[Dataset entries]
........

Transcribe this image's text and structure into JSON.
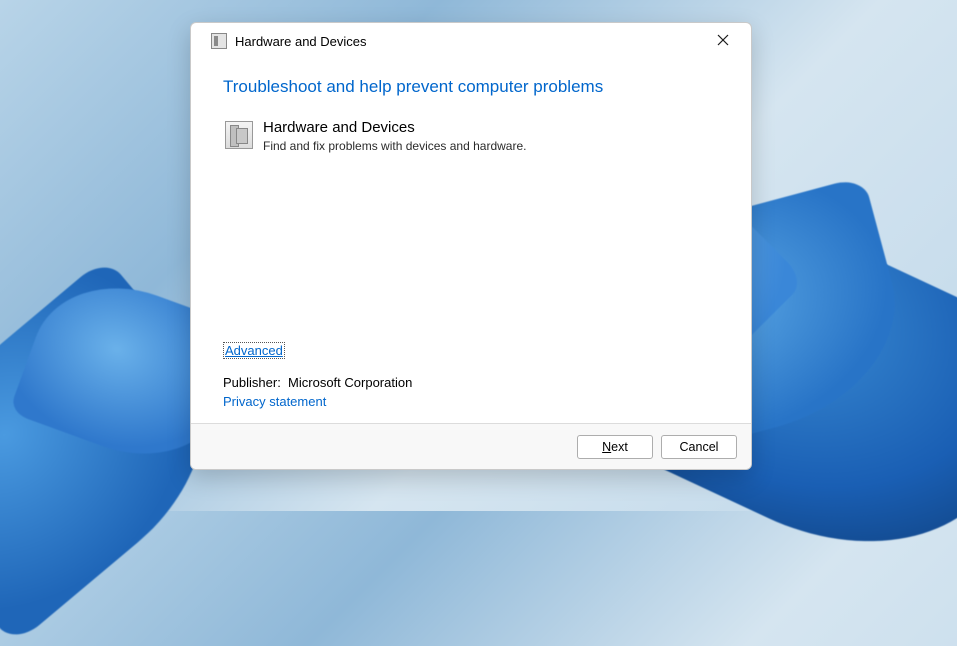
{
  "window": {
    "title": "Hardware and Devices"
  },
  "content": {
    "heading": "Troubleshoot and help prevent computer problems",
    "item": {
      "title": "Hardware and Devices",
      "description": "Find and fix problems with devices and hardware."
    },
    "advanced_label": "Advanced",
    "publisher_label": "Publisher",
    "publisher_value": "Microsoft Corporation",
    "privacy_label": "Privacy statement"
  },
  "footer": {
    "next_accel": "N",
    "next_rest": "ext",
    "cancel_label": "Cancel"
  }
}
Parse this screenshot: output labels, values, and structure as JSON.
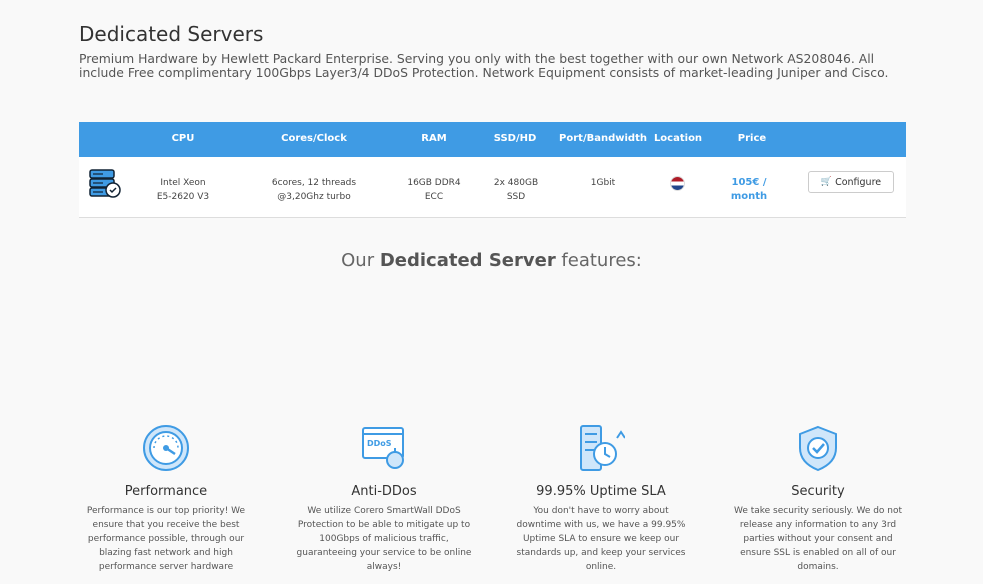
{
  "header": {
    "title": "Dedicated Servers",
    "intro": "Premium Hardware by Hewlett Packard Enterprise. Serving you only with the best together with our own Network AS208046. All include Free complimentary 100Gbps Layer3/4 DDoS Protection. Network Equipment consists of market-leading Juniper and Cisco."
  },
  "table": {
    "columns": [
      "CPU",
      "Cores/Clock",
      "RAM",
      "SSD/HD",
      "Port/Bandwidth",
      "Location",
      "Price"
    ],
    "row": {
      "cpu_line1": "Intel Xeon",
      "cpu_line2": "E5-2620 V3",
      "cores_line1": "6cores, 12 threads",
      "cores_line2": "@3,20Ghz turbo",
      "ram_line1": "16GB DDR4",
      "ram_line2": "ECC",
      "disk_line1": "2x 480GB",
      "disk_line2": "SSD",
      "bandwidth": "1Gbit",
      "location_flag": "netherlands-flag",
      "price_line1": "105€ /",
      "price_line2": "month",
      "configure_label": "Configure"
    }
  },
  "features": {
    "heading_prefix": "Our ",
    "heading_bold": "Dedicated Server",
    "heading_suffix": " features:",
    "items": [
      {
        "icon": "speedometer-icon",
        "title": "Performance",
        "text": "Performance is our top priority! We ensure that you receive the best performance possible, through our blazing fast network and high performance server hardware"
      },
      {
        "icon": "ddos-browser-icon",
        "title": "Anti-DDos",
        "text": "We utilize Corero SmartWall DDoS Protection to be able to mitigate up to 100Gbps of malicious traffic, guaranteeing your service to be online always!"
      },
      {
        "icon": "server-uptime-icon",
        "title": "99.95% Uptime SLA",
        "text": "You don't have to worry about downtime with us, we have a 99.95% Uptime SLA to ensure we keep our standards up, and keep your services online."
      },
      {
        "icon": "shield-check-icon",
        "title": "Security",
        "text": "We take security seriously. We do not release any information to any 3rd parties without your consent and ensure SSL is enabled on all of our domains."
      }
    ]
  },
  "colors": {
    "accent": "#3f9be4",
    "background": "#f9f9f9"
  }
}
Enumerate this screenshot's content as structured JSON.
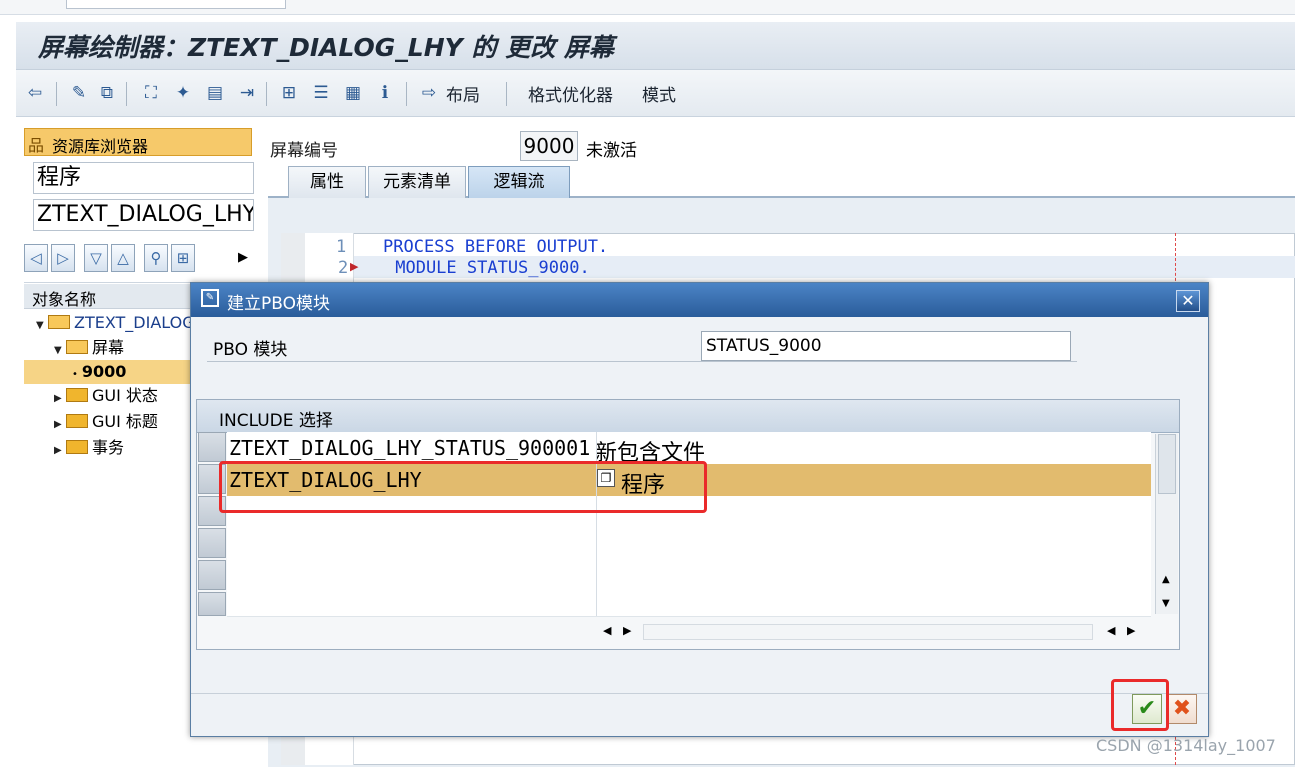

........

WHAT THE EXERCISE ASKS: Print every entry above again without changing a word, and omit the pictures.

SOLUTION FOR THIS EXERCISE:
Transcribe this image's text and structure into JSON.
{
  "window": {
    "title": "Hardware and Devices"
  },
  "content": {
    "heading": "Troubleshoot and help prevent computer problems",
    "item": {
      "title": "Hardware and Devices",
      "description": "Find and fix problems with devices and hardware."
    },
    "advanced_label": "Advanced",
    "publisher_label": "Publisher",
    "publisher_value": "Microsoft Corporation",
    "privacy_label": "Privacy statement"
  },
  "footer": {
    "next_accel": "N",
    "next_rest": "ext",
    "cancel_label": "Cancel"
  }
}
Parse this screenshot: output labels, values, and structure as JSON.
{
  "header": {
    "title": "Dedicated Servers",
    "intro": "Premium Hardware by Hewlett Packard Enterprise. Serving you only with the best together with our own Network AS208046. All include Free complimentary 100Gbps Layer3/4 DDoS Protection. Network Equipment consists of market-leading Juniper and Cisco."
  },
  "table": {
    "columns": [
      "CPU",
      "Cores/Clock",
      "RAM",
      "SSD/HD",
      "Port/Bandwidth",
      "Location",
      "Price"
    ],
    "row": {
      "cpu_line1": "Intel Xeon",
      "cpu_line2": "E5-2620 V3",
      "cores_line1": "6cores, 12 threads",
      "cores_line2": "@3,20Ghz turbo",
      "ram_line1": "16GB DDR4",
      "ram_line2": "ECC",
      "disk_line1": "2x 480GB",
      "disk_line2": "SSD",
      "bandwidth": "1Gbit",
      "location_flag": "netherlands-flag",
      "price_line1": "105€ /",
      "price_line2": "month",
      "configure_label": "Configure"
    }
  },
  "features": {
    "heading_prefix": "Our ",
    "heading_bold": "Dedicated Server",
    "heading_suffix": " features:",
    "items": [
      {
        "icon": "speedometer-icon",
        "title": "Performance",
        "text": "Performance is our top priority! We ensure that you receive the best performance possible, through our blazing fast network and high performance server hardware"
      },
      {
        "icon": "ddos-browser-icon",
        "title": "Anti-DDos",
        "text": "We utilize Corero SmartWall DDoS Protection to be able to mitigate up to 100Gbps of malicious traffic, guaranteeing your service to be online always!"
      },
      {
        "icon": "server-uptime-icon",
        "title": "99.95% Uptime SLA",
        "text": "You don't have to worry about downtime with us, we have a 99.95% Uptime SLA to ensure we keep our standards up, and keep your services online."
      },
      {
        "icon": "shield-check-icon",
        "title": "Security",
        "text": "We take security seriously. We do not release any information to any 3rd parties without your consent and ensure SSL is enabled on all of our domains."
      }
    ]
  },
  "colors": {
    "accent": "#3f9be4",
    "background": "#f9f9f9"
  }
}
Enumerate this screenshot's content as structured JSON.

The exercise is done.